I remember having one of those childhood toy boxes with the cut-out shapes on the lid, where you were supposed to fit the right shape into the right hole. What great satisfaction there was in finding the right fit. But also what frustration and confusion when you could not. Maybe you see where I’m going with this. I spent a lot of time, even into adulthood, metaphorically feeling like the kid trying to figure out what to do with the “wrong shape”.
There are so many different shaped cut-outs in our world. For me, some of those were: what it was “supposed to” look like to be from Southern California, to be a woman, an ethnic minority, an athlete, a Stanford grad, or a member of the Church of Jesus Christ of Latter Day Saints. And I felt like I didn’t do any of those right. That I didn’t fit in any of those spaces. I spent a lot of time trying to force my shape into those cut-outs, and spoiler alert, it didn’t work. This is what I’ve found out along the way:

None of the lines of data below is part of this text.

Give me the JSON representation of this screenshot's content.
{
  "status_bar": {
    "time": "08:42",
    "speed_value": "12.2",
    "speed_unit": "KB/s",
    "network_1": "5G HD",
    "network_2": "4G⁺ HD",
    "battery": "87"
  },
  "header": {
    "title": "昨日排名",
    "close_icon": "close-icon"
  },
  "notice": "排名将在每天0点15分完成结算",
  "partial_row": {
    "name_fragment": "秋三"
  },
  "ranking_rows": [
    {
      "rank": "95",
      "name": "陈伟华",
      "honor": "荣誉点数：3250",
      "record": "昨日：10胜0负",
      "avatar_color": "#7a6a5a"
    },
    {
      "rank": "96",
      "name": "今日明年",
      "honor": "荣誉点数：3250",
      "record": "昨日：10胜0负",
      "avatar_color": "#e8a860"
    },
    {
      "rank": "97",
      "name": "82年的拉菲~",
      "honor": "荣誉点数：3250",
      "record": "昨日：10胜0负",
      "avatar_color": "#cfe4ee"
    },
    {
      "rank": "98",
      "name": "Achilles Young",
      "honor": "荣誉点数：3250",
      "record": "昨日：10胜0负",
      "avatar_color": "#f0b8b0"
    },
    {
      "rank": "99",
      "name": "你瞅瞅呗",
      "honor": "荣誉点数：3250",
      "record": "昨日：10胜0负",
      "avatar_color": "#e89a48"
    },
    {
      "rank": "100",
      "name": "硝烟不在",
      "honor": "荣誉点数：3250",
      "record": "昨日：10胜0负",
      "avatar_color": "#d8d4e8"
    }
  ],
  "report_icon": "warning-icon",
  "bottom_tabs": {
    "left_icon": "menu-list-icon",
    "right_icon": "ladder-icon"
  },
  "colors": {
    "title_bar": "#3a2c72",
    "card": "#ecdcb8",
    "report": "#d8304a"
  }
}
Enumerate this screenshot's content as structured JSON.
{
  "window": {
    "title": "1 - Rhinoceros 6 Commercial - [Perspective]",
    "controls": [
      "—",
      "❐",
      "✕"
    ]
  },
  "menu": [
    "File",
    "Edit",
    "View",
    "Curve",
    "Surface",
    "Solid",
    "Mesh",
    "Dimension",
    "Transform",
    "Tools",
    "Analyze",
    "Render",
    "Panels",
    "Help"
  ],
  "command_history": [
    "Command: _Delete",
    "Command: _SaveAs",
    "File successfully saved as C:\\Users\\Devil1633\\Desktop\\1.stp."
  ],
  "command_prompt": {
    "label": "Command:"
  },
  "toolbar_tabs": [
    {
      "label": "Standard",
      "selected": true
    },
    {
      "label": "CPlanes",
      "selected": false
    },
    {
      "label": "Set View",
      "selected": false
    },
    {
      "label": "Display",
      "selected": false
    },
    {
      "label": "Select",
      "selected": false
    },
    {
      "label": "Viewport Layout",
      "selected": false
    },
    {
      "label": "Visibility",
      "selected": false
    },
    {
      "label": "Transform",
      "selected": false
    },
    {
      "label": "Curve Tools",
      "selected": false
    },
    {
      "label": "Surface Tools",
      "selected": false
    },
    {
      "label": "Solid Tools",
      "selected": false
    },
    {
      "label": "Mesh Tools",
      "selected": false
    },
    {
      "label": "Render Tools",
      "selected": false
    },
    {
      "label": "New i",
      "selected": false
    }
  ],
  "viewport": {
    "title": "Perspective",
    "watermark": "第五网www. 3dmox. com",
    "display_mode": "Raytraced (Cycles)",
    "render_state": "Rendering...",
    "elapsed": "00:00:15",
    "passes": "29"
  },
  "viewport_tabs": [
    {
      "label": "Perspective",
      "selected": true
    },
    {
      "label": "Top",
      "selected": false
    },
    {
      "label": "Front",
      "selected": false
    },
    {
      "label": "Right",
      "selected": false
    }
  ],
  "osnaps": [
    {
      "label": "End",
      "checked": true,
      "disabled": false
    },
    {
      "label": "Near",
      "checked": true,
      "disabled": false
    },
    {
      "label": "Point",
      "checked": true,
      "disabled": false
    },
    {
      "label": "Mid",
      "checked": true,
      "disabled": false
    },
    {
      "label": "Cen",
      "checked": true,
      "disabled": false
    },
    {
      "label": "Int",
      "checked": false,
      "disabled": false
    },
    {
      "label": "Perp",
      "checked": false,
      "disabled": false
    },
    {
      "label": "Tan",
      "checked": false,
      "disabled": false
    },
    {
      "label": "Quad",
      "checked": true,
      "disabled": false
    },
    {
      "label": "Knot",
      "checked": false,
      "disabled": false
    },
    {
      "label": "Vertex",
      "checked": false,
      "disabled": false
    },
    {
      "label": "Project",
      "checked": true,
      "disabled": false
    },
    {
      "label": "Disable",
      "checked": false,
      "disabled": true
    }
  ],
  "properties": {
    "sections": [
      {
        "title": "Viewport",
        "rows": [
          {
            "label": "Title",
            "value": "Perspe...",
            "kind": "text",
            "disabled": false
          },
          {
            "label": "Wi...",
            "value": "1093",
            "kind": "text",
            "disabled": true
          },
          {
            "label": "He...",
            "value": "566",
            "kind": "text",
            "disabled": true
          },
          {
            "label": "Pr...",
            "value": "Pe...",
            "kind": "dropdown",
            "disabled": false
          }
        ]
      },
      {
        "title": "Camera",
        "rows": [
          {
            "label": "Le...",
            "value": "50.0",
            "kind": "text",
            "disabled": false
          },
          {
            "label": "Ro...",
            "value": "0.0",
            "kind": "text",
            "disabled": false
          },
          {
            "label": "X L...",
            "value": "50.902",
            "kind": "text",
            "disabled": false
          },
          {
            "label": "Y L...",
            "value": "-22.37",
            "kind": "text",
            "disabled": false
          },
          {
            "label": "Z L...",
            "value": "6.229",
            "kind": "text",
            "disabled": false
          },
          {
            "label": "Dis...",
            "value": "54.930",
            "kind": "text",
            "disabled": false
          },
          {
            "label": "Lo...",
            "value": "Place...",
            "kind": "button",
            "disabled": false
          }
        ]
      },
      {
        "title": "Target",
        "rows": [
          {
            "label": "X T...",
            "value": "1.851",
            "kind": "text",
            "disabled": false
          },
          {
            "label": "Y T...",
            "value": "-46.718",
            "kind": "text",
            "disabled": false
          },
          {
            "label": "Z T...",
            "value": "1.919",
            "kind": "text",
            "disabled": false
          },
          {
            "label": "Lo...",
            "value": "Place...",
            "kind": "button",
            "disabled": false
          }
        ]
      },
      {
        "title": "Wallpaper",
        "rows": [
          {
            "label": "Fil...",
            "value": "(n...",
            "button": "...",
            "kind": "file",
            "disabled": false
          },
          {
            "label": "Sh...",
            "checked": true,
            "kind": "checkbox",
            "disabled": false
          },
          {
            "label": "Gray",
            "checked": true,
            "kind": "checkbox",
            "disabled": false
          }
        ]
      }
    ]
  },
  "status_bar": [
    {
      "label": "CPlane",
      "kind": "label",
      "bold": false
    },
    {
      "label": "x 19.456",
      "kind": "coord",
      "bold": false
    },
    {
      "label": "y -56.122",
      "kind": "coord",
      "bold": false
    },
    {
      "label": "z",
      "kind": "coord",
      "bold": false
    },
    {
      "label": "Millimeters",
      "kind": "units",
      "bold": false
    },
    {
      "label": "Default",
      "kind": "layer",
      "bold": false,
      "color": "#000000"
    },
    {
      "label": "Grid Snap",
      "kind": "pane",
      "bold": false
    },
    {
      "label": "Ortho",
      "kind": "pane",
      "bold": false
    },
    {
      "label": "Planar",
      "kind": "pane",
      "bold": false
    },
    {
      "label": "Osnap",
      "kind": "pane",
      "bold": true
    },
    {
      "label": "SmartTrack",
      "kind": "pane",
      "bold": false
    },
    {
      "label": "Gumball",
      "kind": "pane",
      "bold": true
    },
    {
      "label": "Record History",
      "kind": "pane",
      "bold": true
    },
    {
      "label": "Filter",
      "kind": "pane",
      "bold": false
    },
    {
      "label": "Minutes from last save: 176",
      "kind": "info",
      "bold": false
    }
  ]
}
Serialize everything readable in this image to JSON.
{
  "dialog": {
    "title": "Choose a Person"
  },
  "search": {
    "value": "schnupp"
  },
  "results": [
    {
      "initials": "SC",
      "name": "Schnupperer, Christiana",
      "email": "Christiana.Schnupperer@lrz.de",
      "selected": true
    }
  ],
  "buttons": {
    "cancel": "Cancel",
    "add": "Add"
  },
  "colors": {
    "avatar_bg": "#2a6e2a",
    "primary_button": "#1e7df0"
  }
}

You’re not Alone
Part of feeling like you don’t fit the mold is that it seems like you are the isolated other on an island of sameness. The great irony is that, in my experience and observation, both in life and therapy, there are more people than not who feel the exact same way. I don’t think I’ve ever heard someone tell me, “you know, Mariah? I just feel like I fit right in at BYU. It’s so seamless and every piece of me represents the model student.” There are so many different “shapes” playing in the same box, but sometimes we focus so much on that one hole that we don’t see the whole picture. It takes work, sometimes more than others; but if you want, there are other people and spaces where you will fit.
Nurture the Authentic You
The other thing about trying to fit into the perfect shape is that it just takes so much work and energy! I spent too much time trying to be what I thought others wanted me to be. I felt like a chameleon as I traveled between different social groups and contexts. One day, I had a crisis of not knowing who the “real me” was. I had to consciously identify so many things about the way I dressed, spoke, thought, and behaved and question whether that felt true to my own beliefs and values, or whether it was what I thought I was “supposed” to be doing.
One time, I visited home and was going to see some of my high school friends. I dressed in my cutest outfit and made sure that my makeup and hair looked just right. Then I saw my husband’s outfit and told him he had to change because it wasn’t “good enough”. He asked me why, and it wasn’t until then that I realized I didn’t have a good answer. This wasn’t representative of either of us. So I changed into something more comfortable and took off my foundation (most of the time, I hate just about everything other than mascara on my face). And guess what happened? Absolutely nothing. We all hung out and had a great time together. Changing who you are to fit in might work in the short term, but at what cost?
Your You-ness is What Connects You
Often times, the worry about being ourselves is that it won’t be enough or that it won’t be accepted. Hard truth: some won’t accept it. But I promise you that that is just a universal human truth and not your own personal character flaw. Cool truth: what makes you unique is what will bring you the closest to the people who really matter. Feel like a weirdo for liking fan-fiction? That same thing that might push some away will draw you closer to others. Others you’ll probably feel more comfortable around. So embrace it! Another awesome thing is that, by being yourself and by being different than the mold, it helps other people feel like they can too.
It’s scary. it’s vulnerable, and it’s a lot of work allowing yourself the permission to be you. But in the end it’s freeing and leads to a more full and connected life. You are a star, so stop trying to fit in the peg-shaped hole and shine.